Des Moines, IA Woman Aviatrix Plane Crash, Feb 1962


Des Moines, Iowa -- (AP) -- A small plane faltered and crashed in a snow-crusted cornfield south of the Des Moines Municipal Airport Sunday, killing a veteran of four "Powder Puff" derby women's air races and injuring three companions.
The Polk County sheriff's office said MRS. ALICE PFANTZ, 45, of Des Moines, a flier since 1956, was dead on arrival at Iowa Methodist Hospital.
Reported in critical condition were:
MRS. MARILYN R. WILLIAMS, 38, of Des Moines, the pilot; MRS. ELIZABETH UTSLER, 39, of Indianola, Iowa; and MRS. CLEO BRAUGHT, 40, of Des Moines.
The three women suffered extensive head and facial lacerations, requiring surgery.
MRS. WILLIAMS was MRS. PFANTZ' co-pilot in last year's All Women's International Air Race from Fort Myers, Fla., to the Bahamas. They finished fifth in the 625-mile race.
Authorities were told the Beechcraft Bonanza developed engine trouble shortly after taking off from the airport en route to Newton, Iowa, where the women were to attend a flying club meeting.
Apparently unable to make it back, MRS. WILLIAMS headed for an open field on the MILDRED LOWE farm 1 1/2 miles south of the airport.
Witnesses said the single engine craft wavered, then came down in a belly landing. The plane bounced two or three times, then tipped forward, smashing the propeller. The women apparently were thrown against the instrument panel.
Two Air Force reservists, Robert Dady of Des Moines and Leroy Mauder of Ames, Iowa, said the plane appeared to lose power.
E. L. Fahrman of the general district office of the Federal Aviation Agency, said, "It's only speculation up to now about the cause of the crash" pending an investigation.
Two National Guard ambulances took the women to Iowa Methodist Hospital.
MRS. PFANTZ competed in the 1961 Powder Puff derby, a 2,709 mile test of pilot skills from San Diego, Calif., to Atlantic City, N.J.
She was the mother of two children, WILLIAM, 21, of Indianapolis; and RENEE, 15, who lives at home.
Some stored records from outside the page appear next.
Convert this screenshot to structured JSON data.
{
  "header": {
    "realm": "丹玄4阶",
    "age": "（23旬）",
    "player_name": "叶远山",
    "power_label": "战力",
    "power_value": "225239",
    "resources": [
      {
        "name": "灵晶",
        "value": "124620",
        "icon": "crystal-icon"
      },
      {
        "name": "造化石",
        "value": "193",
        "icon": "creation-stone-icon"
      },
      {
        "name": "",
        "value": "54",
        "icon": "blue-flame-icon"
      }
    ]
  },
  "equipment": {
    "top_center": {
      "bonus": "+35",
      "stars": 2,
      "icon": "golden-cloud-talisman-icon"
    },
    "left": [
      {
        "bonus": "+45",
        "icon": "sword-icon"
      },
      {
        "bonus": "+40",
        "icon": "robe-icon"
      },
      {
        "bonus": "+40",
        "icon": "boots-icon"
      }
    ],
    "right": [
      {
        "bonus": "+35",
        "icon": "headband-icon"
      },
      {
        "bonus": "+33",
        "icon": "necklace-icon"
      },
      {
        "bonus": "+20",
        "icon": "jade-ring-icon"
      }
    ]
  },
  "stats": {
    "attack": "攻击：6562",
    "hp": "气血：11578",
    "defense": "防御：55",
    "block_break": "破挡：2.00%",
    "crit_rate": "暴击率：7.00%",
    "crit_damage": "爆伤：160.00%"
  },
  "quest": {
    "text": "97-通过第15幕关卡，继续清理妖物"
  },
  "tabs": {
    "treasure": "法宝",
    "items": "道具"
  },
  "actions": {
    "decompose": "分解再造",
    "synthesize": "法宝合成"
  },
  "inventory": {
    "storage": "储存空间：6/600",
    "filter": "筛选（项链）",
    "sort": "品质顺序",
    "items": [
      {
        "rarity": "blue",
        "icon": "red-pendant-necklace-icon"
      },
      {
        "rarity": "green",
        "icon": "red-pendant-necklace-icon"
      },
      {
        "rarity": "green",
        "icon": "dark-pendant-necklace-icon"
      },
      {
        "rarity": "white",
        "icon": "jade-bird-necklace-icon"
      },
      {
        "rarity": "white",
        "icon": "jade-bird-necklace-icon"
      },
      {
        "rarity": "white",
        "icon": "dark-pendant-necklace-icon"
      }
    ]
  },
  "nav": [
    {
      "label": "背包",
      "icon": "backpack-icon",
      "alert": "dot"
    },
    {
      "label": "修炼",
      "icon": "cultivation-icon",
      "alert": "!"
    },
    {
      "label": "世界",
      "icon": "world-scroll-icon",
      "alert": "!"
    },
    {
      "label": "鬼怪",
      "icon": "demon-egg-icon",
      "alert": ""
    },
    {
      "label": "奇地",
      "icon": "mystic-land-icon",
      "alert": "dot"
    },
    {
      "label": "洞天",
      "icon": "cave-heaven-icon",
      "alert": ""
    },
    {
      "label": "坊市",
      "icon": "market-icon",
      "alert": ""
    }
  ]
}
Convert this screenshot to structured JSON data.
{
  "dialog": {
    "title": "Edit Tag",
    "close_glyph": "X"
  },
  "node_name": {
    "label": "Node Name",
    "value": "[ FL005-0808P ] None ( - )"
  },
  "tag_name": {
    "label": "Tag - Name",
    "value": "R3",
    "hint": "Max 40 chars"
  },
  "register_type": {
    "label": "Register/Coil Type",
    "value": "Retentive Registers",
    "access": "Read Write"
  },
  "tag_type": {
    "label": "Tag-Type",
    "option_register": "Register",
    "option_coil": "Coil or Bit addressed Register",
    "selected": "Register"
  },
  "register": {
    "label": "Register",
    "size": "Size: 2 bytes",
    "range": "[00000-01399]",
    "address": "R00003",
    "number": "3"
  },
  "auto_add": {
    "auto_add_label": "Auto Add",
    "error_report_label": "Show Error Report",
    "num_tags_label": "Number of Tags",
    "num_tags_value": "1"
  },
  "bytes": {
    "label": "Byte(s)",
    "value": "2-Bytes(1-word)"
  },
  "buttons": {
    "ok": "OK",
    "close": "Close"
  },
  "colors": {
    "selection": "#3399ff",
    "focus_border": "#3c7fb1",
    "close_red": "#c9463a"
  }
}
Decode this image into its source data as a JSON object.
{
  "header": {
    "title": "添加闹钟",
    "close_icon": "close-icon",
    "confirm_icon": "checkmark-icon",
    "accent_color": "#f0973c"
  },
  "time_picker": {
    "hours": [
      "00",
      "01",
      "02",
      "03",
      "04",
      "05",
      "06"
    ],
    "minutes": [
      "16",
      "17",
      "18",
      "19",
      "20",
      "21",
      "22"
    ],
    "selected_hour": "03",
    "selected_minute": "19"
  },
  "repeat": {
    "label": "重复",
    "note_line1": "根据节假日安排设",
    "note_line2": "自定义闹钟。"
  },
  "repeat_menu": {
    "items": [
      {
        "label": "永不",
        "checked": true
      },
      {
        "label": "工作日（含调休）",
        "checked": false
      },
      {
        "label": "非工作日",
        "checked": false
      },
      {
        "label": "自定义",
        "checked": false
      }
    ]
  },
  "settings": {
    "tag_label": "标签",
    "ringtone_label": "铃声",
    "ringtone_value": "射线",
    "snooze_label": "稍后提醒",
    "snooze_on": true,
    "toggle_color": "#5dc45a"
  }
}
MRS. PFANTZ' husband, GEORGE, operates a grocery chain.
MRS. PFANTZ, a tall woman, had logged more than 1,700 hours in the air.
She had planned to compete in the 1962 Powder Puff derby in July. MRS. PFANTZ, an instructor at the Des Moines Flying Service, held private and commercial pilot licenses, with multi-engine rating.
MRS. WILLIAMS' husband, FRANK, operates a home construction supply company in Des Moines. The plane was registered to the firm in WILLIAMS' name.

Charleston Gazette West Virginia 1962-02-12